■ Data provided:
=====
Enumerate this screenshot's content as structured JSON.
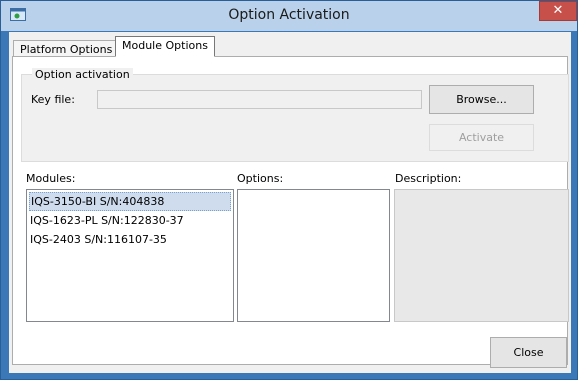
{
  "window": {
    "title": "Option Activation",
    "close_glyph": "✕"
  },
  "tabs": [
    {
      "label": "Platform Options"
    },
    {
      "label": "Module Options"
    }
  ],
  "activation_group": {
    "title": "Option activation",
    "key_file_label": "Key file:",
    "key_file_value": "",
    "browse_label": "Browse...",
    "activate_label": "Activate"
  },
  "columns": {
    "modules_label": "Modules:",
    "options_label": "Options:",
    "description_label": "Description:"
  },
  "modules": [
    {
      "label": "IQS-3150-BI S/N:404838",
      "selected": true
    },
    {
      "label": "IQS-1623-PL S/N:122830-37",
      "selected": false
    },
    {
      "label": "IQS-2403 S/N:116107-35",
      "selected": false
    }
  ],
  "footer": {
    "close_label": "Close"
  },
  "colors": {
    "titlebar": "#b9d1ea",
    "frame": "#3a78b8",
    "close_button": "#c7504a",
    "selection": "#cfdcee"
  },
  "icons": {
    "app": "window-app-icon",
    "close": "close-icon"
  }
}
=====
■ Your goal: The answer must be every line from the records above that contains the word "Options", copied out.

■ Written response:
      "label": "Platform Options"
      "label": "Module Options"
    "options_label": "Options:",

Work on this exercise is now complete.